◆ DATA SUPPLIED ◆
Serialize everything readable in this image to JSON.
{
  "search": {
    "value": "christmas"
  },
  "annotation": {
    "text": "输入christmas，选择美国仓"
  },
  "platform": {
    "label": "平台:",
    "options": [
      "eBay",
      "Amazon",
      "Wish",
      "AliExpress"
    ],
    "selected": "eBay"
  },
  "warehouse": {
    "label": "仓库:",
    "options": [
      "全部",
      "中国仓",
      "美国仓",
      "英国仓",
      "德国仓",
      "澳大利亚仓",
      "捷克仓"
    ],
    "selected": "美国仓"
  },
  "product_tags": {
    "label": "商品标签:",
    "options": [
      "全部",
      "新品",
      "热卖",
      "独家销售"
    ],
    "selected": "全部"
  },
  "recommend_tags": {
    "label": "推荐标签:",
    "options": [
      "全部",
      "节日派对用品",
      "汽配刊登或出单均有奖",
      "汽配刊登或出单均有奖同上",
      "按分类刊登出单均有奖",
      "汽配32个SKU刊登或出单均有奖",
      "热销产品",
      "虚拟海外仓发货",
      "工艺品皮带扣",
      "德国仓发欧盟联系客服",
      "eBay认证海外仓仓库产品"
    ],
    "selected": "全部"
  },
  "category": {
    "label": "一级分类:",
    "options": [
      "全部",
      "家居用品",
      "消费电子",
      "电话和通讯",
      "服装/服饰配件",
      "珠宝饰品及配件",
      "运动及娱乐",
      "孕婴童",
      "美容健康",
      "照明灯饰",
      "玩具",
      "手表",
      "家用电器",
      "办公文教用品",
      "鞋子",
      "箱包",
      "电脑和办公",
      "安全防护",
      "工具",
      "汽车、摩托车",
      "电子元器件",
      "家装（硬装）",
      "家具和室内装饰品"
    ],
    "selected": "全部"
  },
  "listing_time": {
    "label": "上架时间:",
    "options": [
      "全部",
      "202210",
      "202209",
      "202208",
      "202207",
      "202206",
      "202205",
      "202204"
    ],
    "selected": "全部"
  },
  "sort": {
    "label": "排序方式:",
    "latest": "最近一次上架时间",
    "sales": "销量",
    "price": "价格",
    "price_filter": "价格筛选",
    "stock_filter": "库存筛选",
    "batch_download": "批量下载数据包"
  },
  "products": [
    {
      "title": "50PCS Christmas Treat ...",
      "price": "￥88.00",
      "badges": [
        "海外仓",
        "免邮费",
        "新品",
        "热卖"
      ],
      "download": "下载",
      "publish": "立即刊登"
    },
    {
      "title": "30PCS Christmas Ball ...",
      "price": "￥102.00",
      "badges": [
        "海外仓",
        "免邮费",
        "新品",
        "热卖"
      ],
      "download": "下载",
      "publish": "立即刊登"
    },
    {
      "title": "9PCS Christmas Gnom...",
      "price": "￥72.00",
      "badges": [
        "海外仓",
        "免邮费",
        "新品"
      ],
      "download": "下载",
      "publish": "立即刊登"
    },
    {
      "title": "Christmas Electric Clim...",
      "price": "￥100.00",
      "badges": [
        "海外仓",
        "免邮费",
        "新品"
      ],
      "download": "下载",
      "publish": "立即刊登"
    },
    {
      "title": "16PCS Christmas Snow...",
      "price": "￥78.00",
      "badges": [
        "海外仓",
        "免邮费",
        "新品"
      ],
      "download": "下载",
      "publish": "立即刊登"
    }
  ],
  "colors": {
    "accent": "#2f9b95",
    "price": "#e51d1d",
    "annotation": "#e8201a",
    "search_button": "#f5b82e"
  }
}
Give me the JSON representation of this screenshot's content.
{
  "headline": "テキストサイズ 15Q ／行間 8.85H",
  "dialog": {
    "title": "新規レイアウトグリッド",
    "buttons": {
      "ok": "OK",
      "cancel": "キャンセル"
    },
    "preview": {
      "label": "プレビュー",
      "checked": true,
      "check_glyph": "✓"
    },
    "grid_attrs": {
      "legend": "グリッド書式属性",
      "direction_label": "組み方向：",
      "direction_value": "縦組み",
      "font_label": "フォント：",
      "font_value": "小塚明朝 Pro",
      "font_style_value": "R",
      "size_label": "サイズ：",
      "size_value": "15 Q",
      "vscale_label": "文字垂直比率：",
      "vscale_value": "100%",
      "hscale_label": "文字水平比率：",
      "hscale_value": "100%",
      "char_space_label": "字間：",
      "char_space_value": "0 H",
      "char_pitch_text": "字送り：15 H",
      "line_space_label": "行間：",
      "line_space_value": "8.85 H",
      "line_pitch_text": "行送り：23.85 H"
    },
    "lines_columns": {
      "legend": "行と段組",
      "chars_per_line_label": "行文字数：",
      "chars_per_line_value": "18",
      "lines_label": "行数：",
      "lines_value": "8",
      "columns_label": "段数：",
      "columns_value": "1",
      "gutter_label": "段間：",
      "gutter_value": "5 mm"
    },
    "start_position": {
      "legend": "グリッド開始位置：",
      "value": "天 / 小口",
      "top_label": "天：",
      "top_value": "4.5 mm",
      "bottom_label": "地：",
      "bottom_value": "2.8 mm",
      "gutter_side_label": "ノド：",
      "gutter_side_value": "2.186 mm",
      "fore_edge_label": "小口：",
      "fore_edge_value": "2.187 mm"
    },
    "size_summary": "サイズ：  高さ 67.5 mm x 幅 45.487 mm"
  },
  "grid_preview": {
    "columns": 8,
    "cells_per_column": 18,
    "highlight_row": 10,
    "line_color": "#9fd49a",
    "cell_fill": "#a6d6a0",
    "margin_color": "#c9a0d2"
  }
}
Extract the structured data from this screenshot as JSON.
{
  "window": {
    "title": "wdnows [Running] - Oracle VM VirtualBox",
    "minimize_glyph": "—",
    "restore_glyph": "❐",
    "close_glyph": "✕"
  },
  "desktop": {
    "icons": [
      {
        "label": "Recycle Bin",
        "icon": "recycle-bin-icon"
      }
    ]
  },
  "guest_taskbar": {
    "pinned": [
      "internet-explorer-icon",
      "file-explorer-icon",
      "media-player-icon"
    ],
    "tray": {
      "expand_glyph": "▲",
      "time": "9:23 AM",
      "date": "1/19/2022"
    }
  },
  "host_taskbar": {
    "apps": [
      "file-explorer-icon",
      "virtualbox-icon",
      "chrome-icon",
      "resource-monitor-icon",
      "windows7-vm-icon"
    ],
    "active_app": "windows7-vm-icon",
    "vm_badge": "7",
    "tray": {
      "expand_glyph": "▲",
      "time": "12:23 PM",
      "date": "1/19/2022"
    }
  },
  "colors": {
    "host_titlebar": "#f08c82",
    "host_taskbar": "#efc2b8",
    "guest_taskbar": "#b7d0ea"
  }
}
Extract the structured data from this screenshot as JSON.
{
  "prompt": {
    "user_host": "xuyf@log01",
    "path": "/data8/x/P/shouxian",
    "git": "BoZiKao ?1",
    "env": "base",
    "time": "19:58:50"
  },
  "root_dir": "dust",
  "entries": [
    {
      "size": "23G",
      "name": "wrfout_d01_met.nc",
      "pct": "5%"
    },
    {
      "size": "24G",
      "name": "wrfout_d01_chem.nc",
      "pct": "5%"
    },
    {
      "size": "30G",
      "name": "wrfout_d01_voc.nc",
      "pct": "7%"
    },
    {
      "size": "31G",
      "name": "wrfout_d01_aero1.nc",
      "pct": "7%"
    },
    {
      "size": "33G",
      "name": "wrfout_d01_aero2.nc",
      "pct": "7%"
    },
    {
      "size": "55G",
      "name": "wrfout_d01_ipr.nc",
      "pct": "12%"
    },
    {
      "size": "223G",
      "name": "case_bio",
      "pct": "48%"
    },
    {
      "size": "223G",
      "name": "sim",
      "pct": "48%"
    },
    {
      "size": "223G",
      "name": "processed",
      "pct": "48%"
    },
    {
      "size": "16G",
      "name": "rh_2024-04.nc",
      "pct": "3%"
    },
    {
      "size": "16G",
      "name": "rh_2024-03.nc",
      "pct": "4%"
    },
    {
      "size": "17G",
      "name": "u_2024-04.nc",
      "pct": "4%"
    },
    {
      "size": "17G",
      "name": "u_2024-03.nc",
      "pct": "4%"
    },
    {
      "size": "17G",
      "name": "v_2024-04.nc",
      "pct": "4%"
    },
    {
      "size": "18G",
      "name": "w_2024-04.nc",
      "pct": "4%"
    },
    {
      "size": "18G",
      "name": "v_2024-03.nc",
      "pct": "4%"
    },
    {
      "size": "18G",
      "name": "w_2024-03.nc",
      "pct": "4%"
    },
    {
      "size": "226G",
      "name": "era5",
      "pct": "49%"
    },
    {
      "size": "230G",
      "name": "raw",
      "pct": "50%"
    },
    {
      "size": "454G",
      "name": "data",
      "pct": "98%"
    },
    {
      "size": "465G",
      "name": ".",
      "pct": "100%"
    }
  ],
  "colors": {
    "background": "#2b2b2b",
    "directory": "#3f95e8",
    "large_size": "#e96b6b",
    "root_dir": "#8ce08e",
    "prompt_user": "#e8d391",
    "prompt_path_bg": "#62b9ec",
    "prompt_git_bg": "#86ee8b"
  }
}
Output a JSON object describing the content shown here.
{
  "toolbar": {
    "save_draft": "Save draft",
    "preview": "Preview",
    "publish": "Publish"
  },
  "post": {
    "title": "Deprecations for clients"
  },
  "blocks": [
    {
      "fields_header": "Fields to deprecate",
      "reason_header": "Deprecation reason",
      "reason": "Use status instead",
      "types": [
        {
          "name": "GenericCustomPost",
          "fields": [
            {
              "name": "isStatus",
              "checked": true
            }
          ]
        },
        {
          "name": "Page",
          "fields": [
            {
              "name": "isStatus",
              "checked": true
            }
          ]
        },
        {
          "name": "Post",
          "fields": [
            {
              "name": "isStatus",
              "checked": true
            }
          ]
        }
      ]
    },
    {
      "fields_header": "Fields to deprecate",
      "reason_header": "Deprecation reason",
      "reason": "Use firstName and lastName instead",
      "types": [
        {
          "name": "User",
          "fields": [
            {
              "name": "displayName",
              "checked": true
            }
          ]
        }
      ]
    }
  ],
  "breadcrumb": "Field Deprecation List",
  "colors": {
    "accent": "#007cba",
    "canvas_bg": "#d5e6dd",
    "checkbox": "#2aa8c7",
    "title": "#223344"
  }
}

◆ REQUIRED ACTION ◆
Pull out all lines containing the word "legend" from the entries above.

◆ RESULT OF THE EXERCISE ◆
      "legend": "グリッド書式属性",
      "legend": "行と段組",
      "legend": "グリッド開始位置：",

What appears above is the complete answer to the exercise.